Very localized throat pain, left mid-neck, has been present for about 5 months with no sign of improvement despite trials of antibiotics, and fluconazole elsewhere. The location of pain correlates well to the lesion (bold arrow). The pain is very troublesome, fluctuating between 5 and 7 on a ten-point scale, worse with talking and tending to increase as the day progresses. The patient was also experiencing frequent laryngospasm. The patient was offered further observation vs. excision at her option.

1 week post removal (2 of 4)

After waiting an additional month, the patient became motivated to have the lesion removed. This examination is one week after excision of perichondrium and a small amount of cartilage, seeking to remove the “festering point.” The surgical wound is indicated by small dotted line on the left (right of photo). The patient’s pain is already much reduced, in spite of this wound, but peculiarly, she now has just a slight similar pain on the right. Note the small lesion indicated by the arrow, and visible in retrospect, in photo 1.

5 weeks post removal (3 of 4)

Five weeks after surgical removal, left-sided pain is still gone, and after a course of antibiotics and steroids, right sided lesion (arrow) and pain are nearly gone. It is not known whether healing was spontaneous or the result of steroid and antibiotic. This is because treatment of longstanding lesions often fails, and early, minimal lesions like this one sometimes heal without treatment.

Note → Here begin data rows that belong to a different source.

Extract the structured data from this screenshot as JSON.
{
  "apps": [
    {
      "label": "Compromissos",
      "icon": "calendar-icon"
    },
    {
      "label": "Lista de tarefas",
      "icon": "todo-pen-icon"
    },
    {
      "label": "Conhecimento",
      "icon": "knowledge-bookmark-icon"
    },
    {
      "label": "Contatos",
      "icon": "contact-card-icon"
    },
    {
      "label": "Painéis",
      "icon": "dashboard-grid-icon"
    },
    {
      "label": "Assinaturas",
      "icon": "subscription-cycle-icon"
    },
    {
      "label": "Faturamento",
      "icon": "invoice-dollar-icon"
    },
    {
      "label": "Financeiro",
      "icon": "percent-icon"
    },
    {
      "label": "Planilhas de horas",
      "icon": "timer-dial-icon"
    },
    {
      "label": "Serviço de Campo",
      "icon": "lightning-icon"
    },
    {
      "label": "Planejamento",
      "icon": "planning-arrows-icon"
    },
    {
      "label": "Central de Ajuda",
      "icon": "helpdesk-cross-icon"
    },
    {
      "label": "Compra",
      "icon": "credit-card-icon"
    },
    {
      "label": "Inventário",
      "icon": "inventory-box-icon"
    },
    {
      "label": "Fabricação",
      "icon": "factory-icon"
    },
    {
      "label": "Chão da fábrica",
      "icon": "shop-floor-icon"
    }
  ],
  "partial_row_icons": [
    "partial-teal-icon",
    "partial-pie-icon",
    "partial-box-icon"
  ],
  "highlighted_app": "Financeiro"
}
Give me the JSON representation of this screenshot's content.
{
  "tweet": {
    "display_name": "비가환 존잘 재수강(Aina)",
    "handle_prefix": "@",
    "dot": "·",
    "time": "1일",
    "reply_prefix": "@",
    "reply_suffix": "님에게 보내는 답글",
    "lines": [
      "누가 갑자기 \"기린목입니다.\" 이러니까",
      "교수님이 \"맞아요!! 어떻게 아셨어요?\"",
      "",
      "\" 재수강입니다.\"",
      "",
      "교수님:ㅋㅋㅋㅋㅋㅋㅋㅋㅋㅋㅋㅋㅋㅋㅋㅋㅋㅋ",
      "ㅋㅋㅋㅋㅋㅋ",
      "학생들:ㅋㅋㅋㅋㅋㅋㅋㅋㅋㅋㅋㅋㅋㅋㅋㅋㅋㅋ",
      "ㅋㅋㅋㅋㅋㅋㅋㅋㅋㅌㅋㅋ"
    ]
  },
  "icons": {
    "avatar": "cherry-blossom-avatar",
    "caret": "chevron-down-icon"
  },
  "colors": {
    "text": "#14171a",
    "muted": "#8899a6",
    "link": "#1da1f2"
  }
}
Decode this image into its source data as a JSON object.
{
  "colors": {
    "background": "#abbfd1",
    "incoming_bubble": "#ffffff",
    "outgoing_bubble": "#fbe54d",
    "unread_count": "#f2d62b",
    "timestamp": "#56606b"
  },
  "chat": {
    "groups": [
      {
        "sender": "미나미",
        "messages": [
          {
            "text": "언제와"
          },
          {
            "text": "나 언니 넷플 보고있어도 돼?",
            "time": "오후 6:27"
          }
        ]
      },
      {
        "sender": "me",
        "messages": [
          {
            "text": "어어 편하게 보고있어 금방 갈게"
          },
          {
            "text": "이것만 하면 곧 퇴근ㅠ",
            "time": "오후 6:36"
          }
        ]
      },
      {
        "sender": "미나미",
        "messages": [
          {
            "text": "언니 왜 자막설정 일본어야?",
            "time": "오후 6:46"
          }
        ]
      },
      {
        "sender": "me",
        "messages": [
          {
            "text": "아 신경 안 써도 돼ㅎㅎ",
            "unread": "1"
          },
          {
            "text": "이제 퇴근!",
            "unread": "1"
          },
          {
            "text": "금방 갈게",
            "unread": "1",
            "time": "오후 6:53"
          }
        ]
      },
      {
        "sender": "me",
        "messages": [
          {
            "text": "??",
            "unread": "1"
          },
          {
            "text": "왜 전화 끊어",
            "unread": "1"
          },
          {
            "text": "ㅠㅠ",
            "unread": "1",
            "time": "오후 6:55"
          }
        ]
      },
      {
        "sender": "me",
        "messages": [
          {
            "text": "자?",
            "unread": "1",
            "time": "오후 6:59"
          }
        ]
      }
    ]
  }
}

3 months post removal (4 of 4)

Now 3 months after surgical excision, the larynx is entirely healed; pain and laryngospasm are gone.